Combat planes account for one third of all global arms transfers, with the United States topping the list of sellers and India, the United Arab Emirates and Israel the biggest buyers, according to the think tank.
In a report published Wednesday, just a week before China opens its massive
airshow in Zhuhai, the independent Swedish institute cautioned that increased sales of combat aircraft could have a destabilising effect in many parts of the world.
Between 2005 and 2009, according to the report by the Stockholm International Peace Research Institute, the United States had sold 341 fighter jets, up from 286 planes sold during the previous five-year period, while Russia sold 219 planes, down from 331, and France sold 75, up from 58.
Only 11 of the world’s countries figure on the list of combat aircraft producers: the United States, Russia, China, France, Sweden, India and Japan on their own, and Germany, Italy, Spain and Britain as part of the Eurofighter consortium.
However, the list of buyers is far longer.
During the five-year period, more than 50 countries, including Algeria (32), Bangladesh (16), Israel (82), Jordan (36), Pakistan (23), Syria (33), Venezuela (24), Chile (28), Poland (48), China (45) and Yemen (37), purchased a total of 995 new and second-hand fighter planes.
Not to mention the producer countries themselves, with India buying most combat aircraft during the period with 115 planes and the United States purchasing 33.
On their own, India, the United Arab Emirates and Israel accounted for nearly a third of all fighter jet purchases, and SIPRI cautions, “many other importers of combat aircraft lie in regions of serious international tensions.”

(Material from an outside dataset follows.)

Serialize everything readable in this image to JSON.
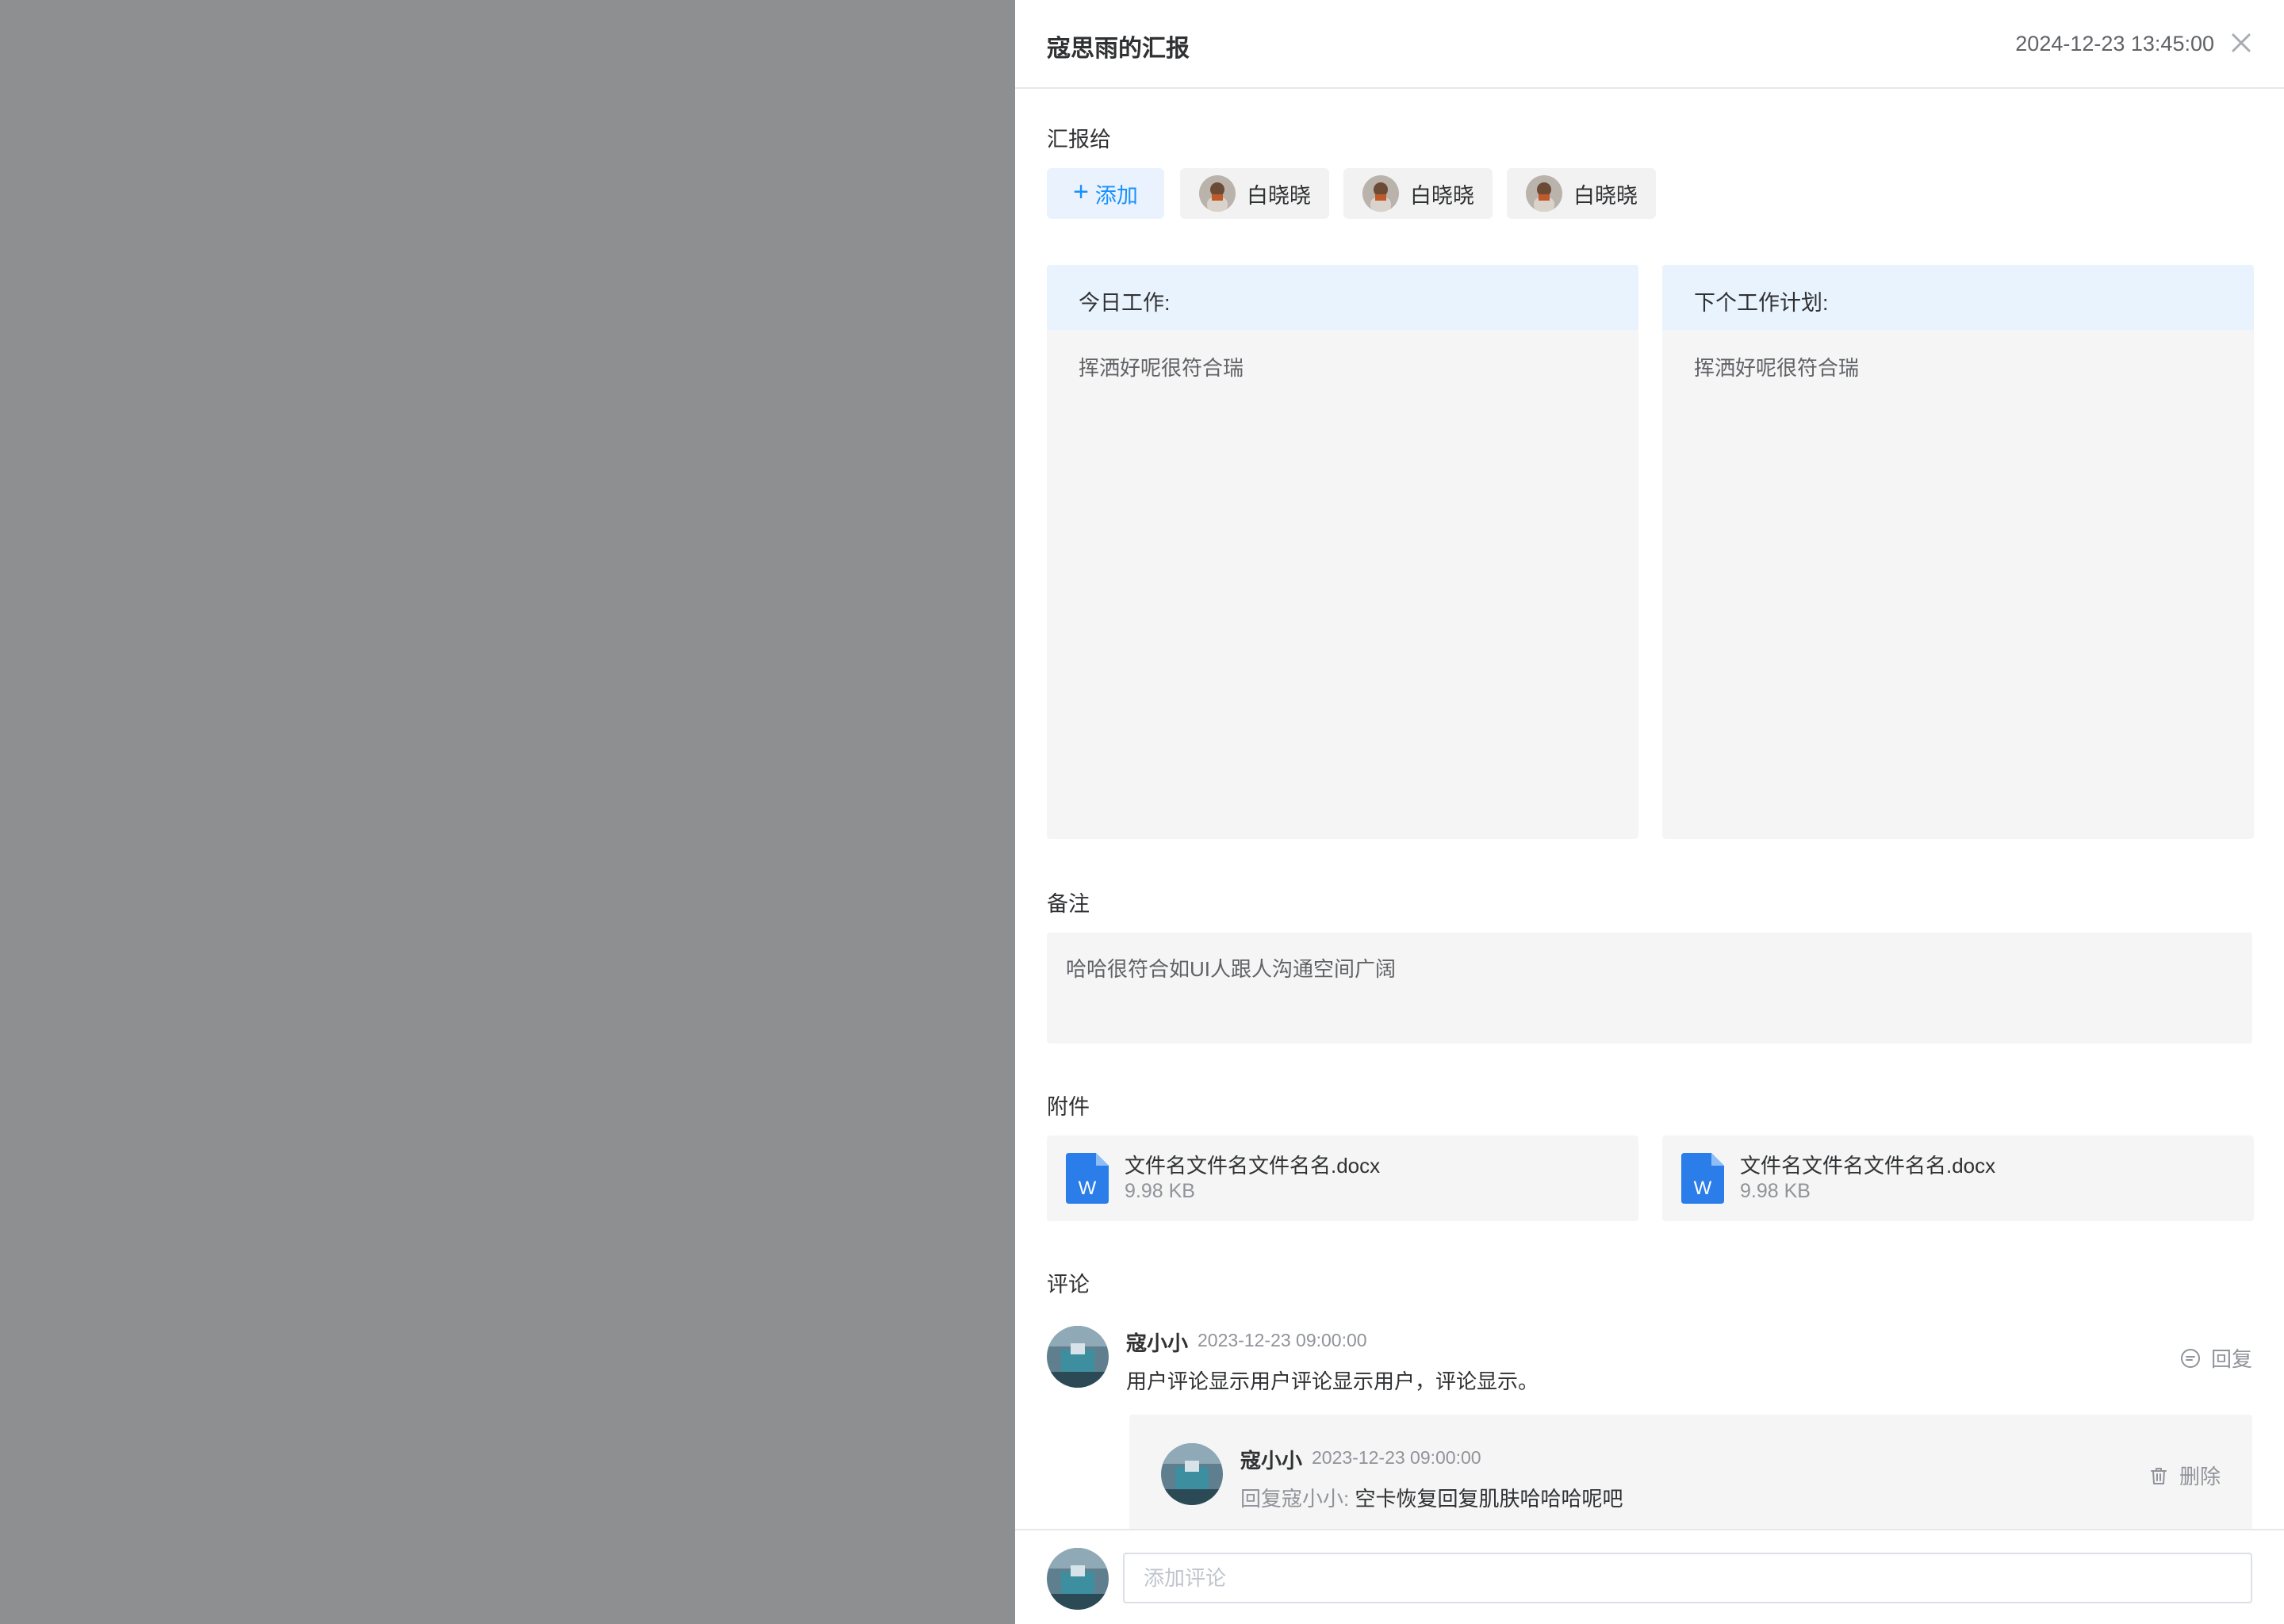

“While combat aircraft are often presented as one of the most important weapons needed for defence, these same aircraft give countries possessing them the potential to easily and with little warning strike deep into neighbouring countries,” said Siemon Wezeman, a senior fellow at the SIPRI Arms Transfers Programme and the author of the study.
Clear examples of this, according to SIPRI, were the Israeli air attack on Syria in September 2007 and the Russian air strike on Georgia in August 2008.
“Acquisitions of combat aircraft thus clearly can have a major destabilising effect on regions,” Wezeman said.
Ironically, the report stressed, “while the transfer of ballistic and cruise missiles and their technology has been high on the arms control and export control agendas in part because of their capability to carry nuclear and other mass destruction weapons, the transfer of advanced combat aircraft and air-to-ground missiles capable of carrying nuclear warheads is not.”
For producer countries, the economic gains from the planes are significant: “the more advanced aircraft cost over $40 million dollars each and often substantially more,” according to SIPRI, adding however that the actual price of such a plane is difficult to estimate.
In fact, the Swedish institute quoted the September 16, 2009 edition of Jane’s Defence Weekly showing that while Norway calculated it paid $54 million for each of its American F35 fighters, the Pentagon estimates it pulled in $97 million for the exact same planes.
In any case, “producers promote sales because they lead to substantial income and employment,” said SIPRI.
For instance, the Eurofighter consortium cashed in six and seven billion dollars by selling 72 planes to Saudi Arabia, while Australia paid the United States $4.8 billion for 24 F/A-18E planes and India dished out $1.5-1.6 billion for 40 Russian Su-30MKI planes.
The astronomical sums help explain the cut-throat competition to win deals like Brasilia’s long-running tender to buy 36 new fighter jets.
France’s Rafale by Dassault, Sweden’s Gripen NG by Saa, and the US-made F/A-18 Super Hornet by Boeing are all vying for the lucrative contract, estimated to be worth up to seven billion dollars.